Items from an interface collection

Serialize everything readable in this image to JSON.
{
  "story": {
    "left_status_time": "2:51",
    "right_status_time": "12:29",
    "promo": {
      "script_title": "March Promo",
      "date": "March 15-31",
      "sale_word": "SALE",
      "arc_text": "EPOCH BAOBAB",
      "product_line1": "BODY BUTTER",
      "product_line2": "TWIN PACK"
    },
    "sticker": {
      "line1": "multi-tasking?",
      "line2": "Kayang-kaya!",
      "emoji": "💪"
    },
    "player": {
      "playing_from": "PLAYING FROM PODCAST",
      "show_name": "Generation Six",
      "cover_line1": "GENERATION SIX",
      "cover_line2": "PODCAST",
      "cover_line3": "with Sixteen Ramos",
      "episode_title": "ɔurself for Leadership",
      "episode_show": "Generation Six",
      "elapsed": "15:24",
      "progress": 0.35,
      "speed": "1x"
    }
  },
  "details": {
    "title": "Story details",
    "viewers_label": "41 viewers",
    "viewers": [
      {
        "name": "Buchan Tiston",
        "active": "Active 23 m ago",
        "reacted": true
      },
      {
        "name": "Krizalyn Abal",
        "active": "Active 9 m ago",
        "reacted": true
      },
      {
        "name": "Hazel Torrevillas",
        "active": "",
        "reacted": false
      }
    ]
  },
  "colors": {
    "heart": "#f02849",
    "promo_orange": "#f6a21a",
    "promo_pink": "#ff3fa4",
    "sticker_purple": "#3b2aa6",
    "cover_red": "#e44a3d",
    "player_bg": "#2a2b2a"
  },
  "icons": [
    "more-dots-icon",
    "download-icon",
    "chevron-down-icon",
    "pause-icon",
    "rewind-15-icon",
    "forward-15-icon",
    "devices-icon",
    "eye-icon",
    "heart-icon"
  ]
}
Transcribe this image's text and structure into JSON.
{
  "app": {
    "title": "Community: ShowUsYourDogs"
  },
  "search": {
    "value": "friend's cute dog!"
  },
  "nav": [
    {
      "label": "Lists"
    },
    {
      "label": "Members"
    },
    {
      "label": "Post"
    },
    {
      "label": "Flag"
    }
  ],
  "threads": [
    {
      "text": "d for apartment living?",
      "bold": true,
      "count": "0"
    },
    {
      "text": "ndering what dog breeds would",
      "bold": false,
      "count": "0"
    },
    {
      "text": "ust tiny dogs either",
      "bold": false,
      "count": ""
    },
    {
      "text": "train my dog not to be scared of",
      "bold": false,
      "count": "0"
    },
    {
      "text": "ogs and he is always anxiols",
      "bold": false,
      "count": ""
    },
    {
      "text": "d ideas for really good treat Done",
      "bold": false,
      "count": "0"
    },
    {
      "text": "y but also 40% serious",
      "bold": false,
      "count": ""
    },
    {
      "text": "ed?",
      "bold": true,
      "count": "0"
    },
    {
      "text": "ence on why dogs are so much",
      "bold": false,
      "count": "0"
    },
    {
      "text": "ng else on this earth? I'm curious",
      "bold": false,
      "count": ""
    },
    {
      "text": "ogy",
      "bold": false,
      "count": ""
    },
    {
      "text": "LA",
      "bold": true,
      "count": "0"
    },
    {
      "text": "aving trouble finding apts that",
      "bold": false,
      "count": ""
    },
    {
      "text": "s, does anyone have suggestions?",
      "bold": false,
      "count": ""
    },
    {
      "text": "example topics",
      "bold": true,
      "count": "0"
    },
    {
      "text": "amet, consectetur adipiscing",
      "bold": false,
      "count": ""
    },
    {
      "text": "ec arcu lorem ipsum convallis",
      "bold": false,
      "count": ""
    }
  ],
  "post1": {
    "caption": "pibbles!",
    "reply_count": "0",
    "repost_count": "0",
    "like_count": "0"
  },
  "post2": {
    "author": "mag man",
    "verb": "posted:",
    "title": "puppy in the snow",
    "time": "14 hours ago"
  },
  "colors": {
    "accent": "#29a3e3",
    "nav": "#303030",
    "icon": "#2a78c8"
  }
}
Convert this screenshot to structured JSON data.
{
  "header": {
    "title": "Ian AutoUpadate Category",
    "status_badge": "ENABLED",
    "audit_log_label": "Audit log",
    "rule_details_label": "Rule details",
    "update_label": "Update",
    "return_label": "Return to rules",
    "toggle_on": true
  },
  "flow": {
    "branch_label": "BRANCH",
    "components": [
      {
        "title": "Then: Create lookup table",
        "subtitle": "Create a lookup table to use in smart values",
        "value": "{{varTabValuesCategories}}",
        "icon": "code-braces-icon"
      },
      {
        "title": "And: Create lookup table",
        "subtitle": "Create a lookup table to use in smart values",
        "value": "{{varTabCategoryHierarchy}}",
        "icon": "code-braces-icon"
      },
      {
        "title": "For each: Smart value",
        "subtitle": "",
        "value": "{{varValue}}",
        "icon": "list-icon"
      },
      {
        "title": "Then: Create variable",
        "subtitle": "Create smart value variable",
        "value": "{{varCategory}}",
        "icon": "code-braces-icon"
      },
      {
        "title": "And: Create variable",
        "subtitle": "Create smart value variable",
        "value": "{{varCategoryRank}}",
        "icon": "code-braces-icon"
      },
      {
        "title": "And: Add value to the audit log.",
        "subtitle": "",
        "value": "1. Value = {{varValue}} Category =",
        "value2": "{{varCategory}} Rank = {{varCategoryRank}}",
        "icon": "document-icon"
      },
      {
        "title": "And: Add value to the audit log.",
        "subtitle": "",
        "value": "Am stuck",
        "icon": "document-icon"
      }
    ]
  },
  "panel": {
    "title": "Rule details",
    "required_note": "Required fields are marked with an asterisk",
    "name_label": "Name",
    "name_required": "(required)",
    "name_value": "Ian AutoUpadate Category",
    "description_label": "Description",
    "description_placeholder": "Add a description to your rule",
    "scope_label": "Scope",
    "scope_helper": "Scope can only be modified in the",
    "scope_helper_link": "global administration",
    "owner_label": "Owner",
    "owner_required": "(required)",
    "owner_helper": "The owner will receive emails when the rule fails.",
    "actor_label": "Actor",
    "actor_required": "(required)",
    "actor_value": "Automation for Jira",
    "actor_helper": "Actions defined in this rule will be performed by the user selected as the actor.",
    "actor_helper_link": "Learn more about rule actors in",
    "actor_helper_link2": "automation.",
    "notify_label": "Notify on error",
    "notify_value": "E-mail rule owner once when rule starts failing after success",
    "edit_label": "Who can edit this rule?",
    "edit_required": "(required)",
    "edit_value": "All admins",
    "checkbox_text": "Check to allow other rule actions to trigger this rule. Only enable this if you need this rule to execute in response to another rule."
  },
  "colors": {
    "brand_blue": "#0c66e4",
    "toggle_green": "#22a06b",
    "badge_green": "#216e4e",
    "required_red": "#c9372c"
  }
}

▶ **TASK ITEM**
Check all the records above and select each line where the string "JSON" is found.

▶ **RESPONSE**
Serialize everything readable in this image to JSON.
Transcribe this image's text and structure into JSON.
Convert this screenshot to structured JSON data.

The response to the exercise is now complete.